The record of steamship tickets sold to German Russians wishing to bring friends and relatives to the United States from Europe constitutes one of the most extensive and important sections of this material. In all cases Mr. Amen recorded the names of the ticket purchaser, the individual(s) for whom tickets were purchased, the name of the steamship line, fee and mode of payment (credit or cash, in dollars or rubles), and the travel itinerary. In several instances a more complete record was made by the inclusion of the names and ages of each member of the immigrant families.
Other portions of the ledgers include records of insurance policies sold, loans and mortgages negotiated, and personal accounts carried by the firm. The materials provide useful information about life in Lincoln’s German Russian neighborhoods, as well as on the conduct of a unique kind of entrepreneurial enterprise. These two factors combine in this collection to provide an illuminating view of the business and private life of a major ethnic block in the West.
The ledgers and correspondence were loaned for microfilming on July 24, 1974. The original ledgers were donated later. The original ledgers are restricted for preservation; researchers must use the microfilm copies.
Note: RG3986, the Amen Family Collection, contains photographs and miscellaneous other papers relating to the H.J. Amen Family.
Series 1 – Ledgers, 1904-1948
Original ledgers, volumes 1-4 [Restricted for preservation]
Series 2 – Correspondence, 1938-1940
Emigration and immigration
Germans from Russia
H.J. Amen & Co. (Lincoln, Neb.)

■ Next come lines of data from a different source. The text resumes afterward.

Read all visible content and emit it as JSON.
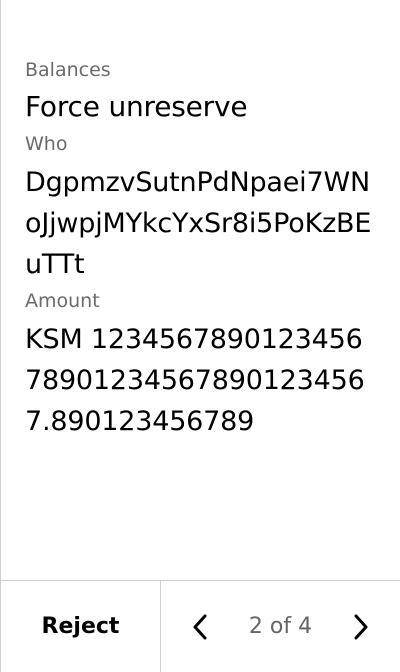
{
  "transaction": {
    "module": "Balances",
    "method": "Force unreserve",
    "fields": [
      {
        "label": "Who",
        "value": "DgpmzvSutnPdNpaei7WNoJjwpjMYkcYxSr8i5PoKzBEuTTt"
      },
      {
        "label": "Amount",
        "value": "KSM 1234567890123456789012345678901234567.890123456789"
      }
    ]
  },
  "footer": {
    "reject_label": "Reject",
    "page_indicator": "2 of 4"
  },
  "icons": {
    "prev": "chevron-left-icon",
    "next": "chevron-right-icon"
  },
  "colors": {
    "label": "#6b6b6b",
    "divider": "#cfcfcf",
    "page_indicator": "#666666"
  }
}
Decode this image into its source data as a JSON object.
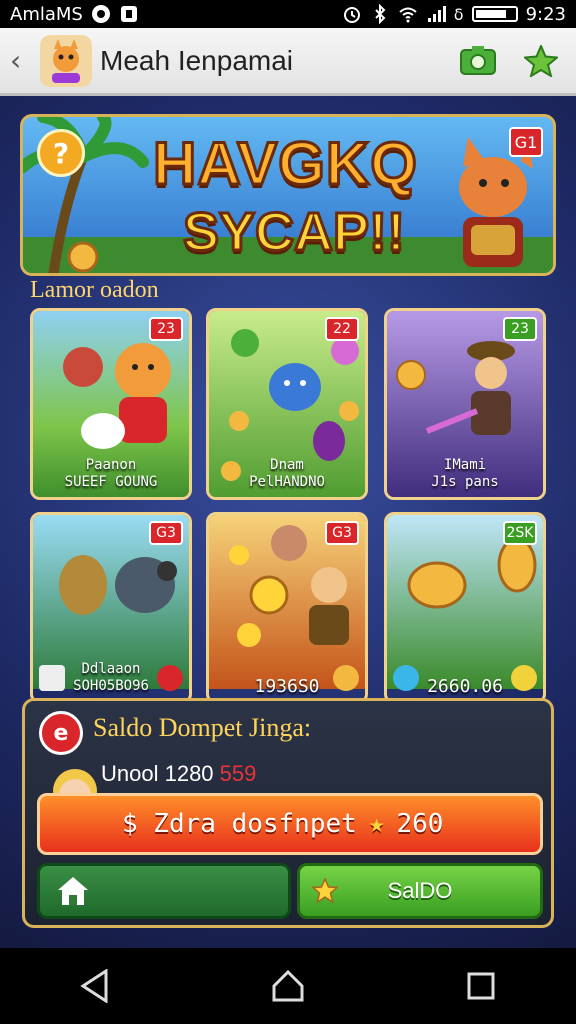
{
  "status_bar": {
    "left_text": "AmlaMS",
    "time": "9:23"
  },
  "app_bar": {
    "title": "Meah Ienpamai"
  },
  "banner": {
    "title_line1": "HAVGKQ",
    "title_line2": "SYCAP!!",
    "badge": "G1"
  },
  "section_label": "Lamor oadon",
  "cards": [
    {
      "badge": "23",
      "caption1": "Paanon",
      "caption2": "SUEEF GOUNG",
      "colors": [
        "#7ec54a",
        "#3a8a2a"
      ]
    },
    {
      "badge": "22",
      "caption1": "Dnam",
      "caption2": "PelHANDNO",
      "colors": [
        "#a6d65a",
        "#4c9a2e"
      ]
    },
    {
      "badge": "23",
      "caption1": "IMami",
      "caption2": "J1s pans",
      "colors": [
        "#8a6ad6",
        "#3c2a7a"
      ]
    },
    {
      "badge": "G3",
      "caption1": "Ddlaaon",
      "caption2": "SOH05BO96",
      "colors": [
        "#8ad0f0",
        "#2d7a3a"
      ]
    },
    {
      "badge": "G3",
      "caption1": "",
      "caption2": "1936S0",
      "colors": [
        "#f2b840",
        "#c4541a"
      ]
    },
    {
      "badge": "2SK",
      "caption1": "",
      "caption2": "2660.06",
      "colors": [
        "#7ac8f2",
        "#3a8a2a"
      ]
    }
  ],
  "wallet": {
    "title": "Saldo Dompet Jinga:",
    "line_prefix": "Unool 1280",
    "line_highlight": "559",
    "bar_text": "$ Zdra dosfnpet",
    "bar_value": "260",
    "saldo_button": "SalDO"
  },
  "colors": {
    "accent": "#ffd45a",
    "danger": "#d8262a",
    "success": "#3a9e22"
  }
}
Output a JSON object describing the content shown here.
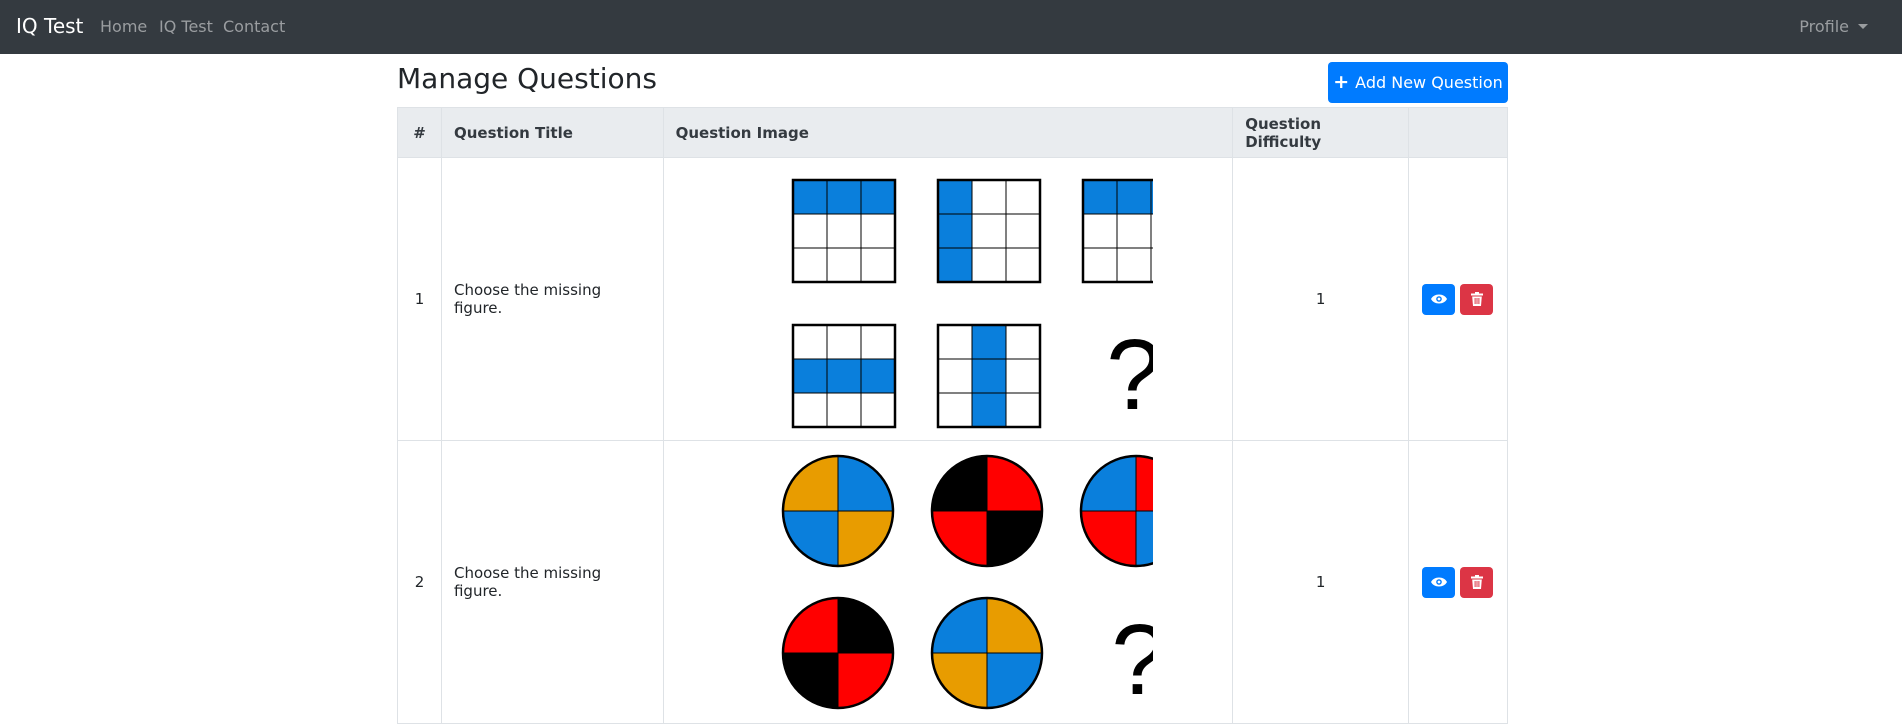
{
  "navbar": {
    "brand": "IQ Test",
    "links": [
      "Home",
      "IQ Test",
      "Contact"
    ],
    "profile": "Profile"
  },
  "page": {
    "title": "Manage Questions",
    "add_button": "Add New Question"
  },
  "table": {
    "headers": [
      "#",
      "Question Title",
      "Question Image",
      "Question Difficulty",
      ""
    ],
    "rows": [
      {
        "num": "1",
        "title": "Choose the missing figure.",
        "difficulty": "1",
        "image_question_mark": "?"
      },
      {
        "num": "2",
        "title": "Choose the missing figure.",
        "difficulty": "1",
        "image_question_mark": "?"
      }
    ]
  },
  "colors": {
    "navbar_bg": "#343a40",
    "primary": "#007bff",
    "danger": "#dc3545",
    "grid_blue": "#0a7fdc",
    "orange": "#e89c00",
    "red": "#ff0000",
    "black": "#000000"
  },
  "icons": {
    "add": "plus-icon",
    "view": "eye-icon",
    "delete": "trash-icon",
    "profile_menu": "caret-down-icon"
  }
}
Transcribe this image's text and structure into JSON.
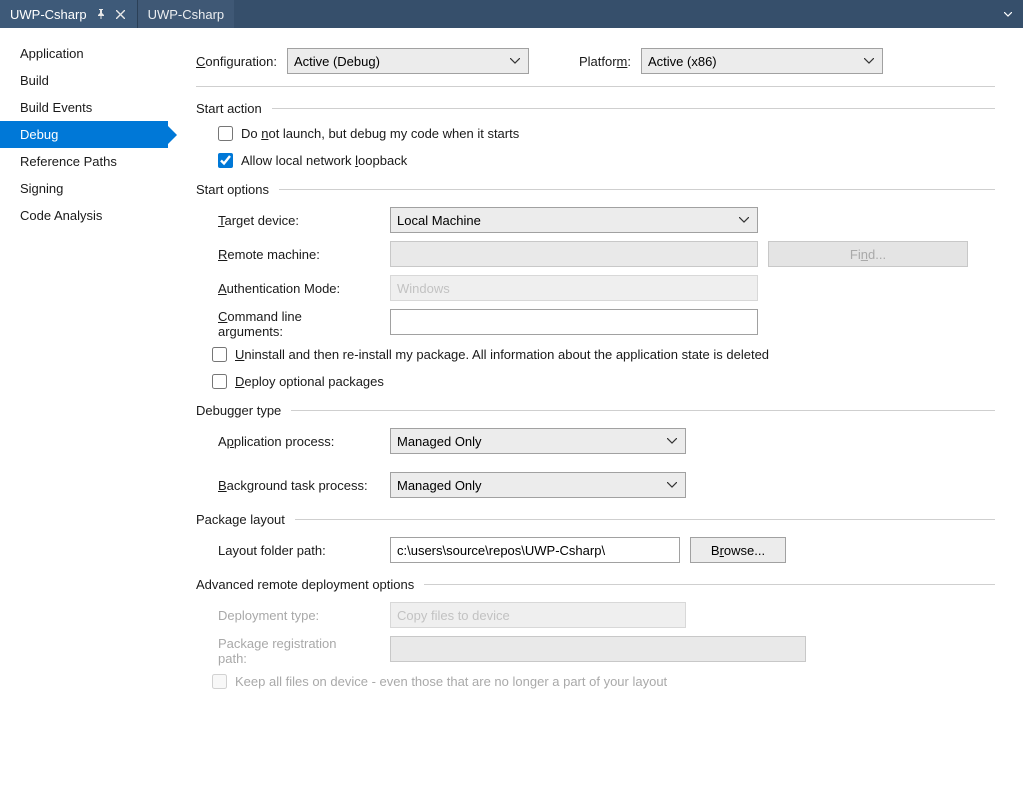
{
  "tabs": {
    "active": "UWP-Csharp",
    "inactive": "UWP-Csharp"
  },
  "sidebar": {
    "items": [
      "Application",
      "Build",
      "Build Events",
      "Debug",
      "Reference Paths",
      "Signing",
      "Code Analysis"
    ],
    "selected_index": 3
  },
  "config_bar": {
    "configuration_label": "Configuration:",
    "configuration_value": "Active (Debug)",
    "platform_label": "Platform:",
    "platform_value": "Active (x86)"
  },
  "sections": {
    "start_action": {
      "title": "Start action",
      "dont_launch_label": "Do not launch, but debug my code when it starts",
      "dont_launch_checked": false,
      "allow_loopback_label": "Allow local network loopback",
      "allow_loopback_checked": true
    },
    "start_options": {
      "title": "Start options",
      "target_device_label": "Target device:",
      "target_device_value": "Local Machine",
      "remote_machine_label": "Remote machine:",
      "remote_machine_value": "",
      "find_button": "Find...",
      "auth_mode_label": "Authentication Mode:",
      "auth_mode_value": "Windows",
      "cmd_args_label_1": "Command line",
      "cmd_args_label_2": "arguments:",
      "cmd_args_value": "",
      "uninstall_label": "Uninstall and then re-install my package. All information about the application state is deleted",
      "uninstall_checked": false,
      "deploy_optional_label": "Deploy optional packages",
      "deploy_optional_checked": false
    },
    "debugger_type": {
      "title": "Debugger type",
      "app_process_label": "Application process:",
      "app_process_value": "Managed Only",
      "bg_process_label": "Background task process:",
      "bg_process_value": "Managed Only"
    },
    "package_layout": {
      "title": "Package layout",
      "layout_folder_label": "Layout folder path:",
      "layout_folder_value": "c:\\users\\source\\repos\\UWP-Csharp\\",
      "browse_button": "Browse..."
    },
    "advanced_remote": {
      "title": "Advanced remote deployment options",
      "deployment_type_label": "Deployment type:",
      "deployment_type_value": "Copy files to device",
      "pkg_reg_label_1": "Package registration",
      "pkg_reg_label_2": "path:",
      "pkg_reg_value": "",
      "keep_files_label": "Keep all files on device - even those that are no longer a part of your layout",
      "keep_files_checked": false
    }
  }
}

Immigrants — Nebraska — Lincoln
Lancaster County (Neb.) — Businesses
Lincoln (Neb.) — Businesses
Merchants — Nebraska
Revised 10-01-2007 TMM